Suppose you give me any assertion $p$ in this language, no matter how complicated. I claim that we can know that $T$ decides $p$, without knowing which way, simply by pointing out that $T$ is $\aleph_1$-categorical: every model of $T$ of size $\aleph_1$ consists precisely of $\aleph_1$ many copies of $\Z$, and these are all isomorphic. It follows that the theory is complete, and so $T$ decides $p$, even though we wouldn't necessarily know initially which way it is decided. The categoricity existence proof of decidability does not seem to provide any bound on the length of the proof, although I believe that more refined analysis would provide such bounds.

Meanwhile, let me also point out that it will be difficult to say precisely what you mean by not being able to construct an explicit bound, since the function that takes an assertion $p$ to the length of the shortest proof of $p$ in $T$ is a computable function, whose program we can write down, and so our situation is that we have an explicitly given computable function that provides the bound.
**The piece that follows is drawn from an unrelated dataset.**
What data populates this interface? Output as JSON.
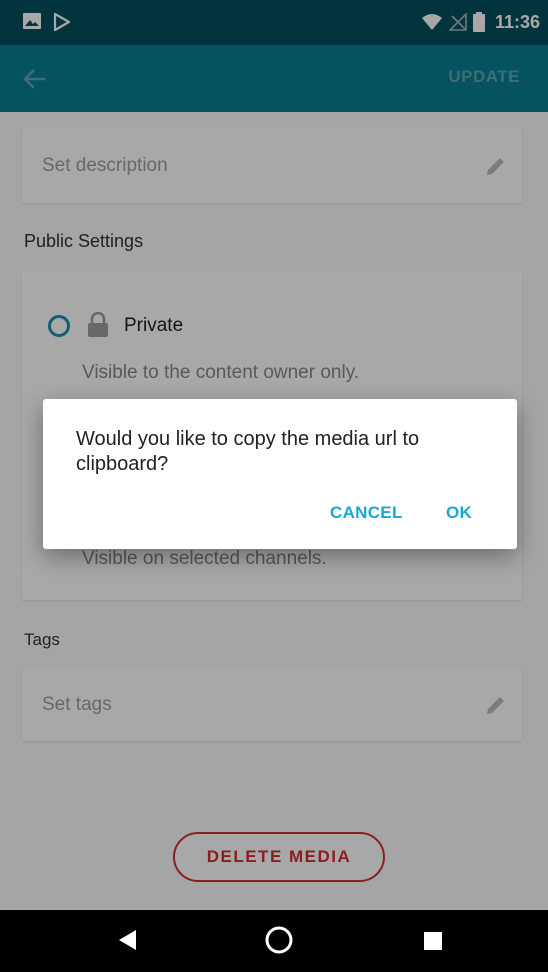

**Update.** One can use this example to also make an example over ZFC or another foundational theory. Suppose ZFC is consistent. Fix any $p$ in the language of successor as above, but let $\varphi_p$ be the assertion "$T$ proves $p$", as formalized in the language of set theory. Now, if $T$ really does prove $p$, then we can prove $\varphi_p$ in ZFC. And if it doesn't, then $T$ proves $\neg p$, and we can prove in ZFC that $T$ proves $\neg p$, and so since ZFC proves that $T$ is consistent and complete, we can prove $\neg\varphi_p$ in ZFC. In this way, we have transformed the example above into an example in the foundational theory ZFC.

computableset of (closed) formulas. (Otherwise you could take PA plus all true $\Pi^0_1$-formulas, or just $Th(\mathbb N)$.) $\endgroup$ – Goldstern Oct 31 '13 at 11:17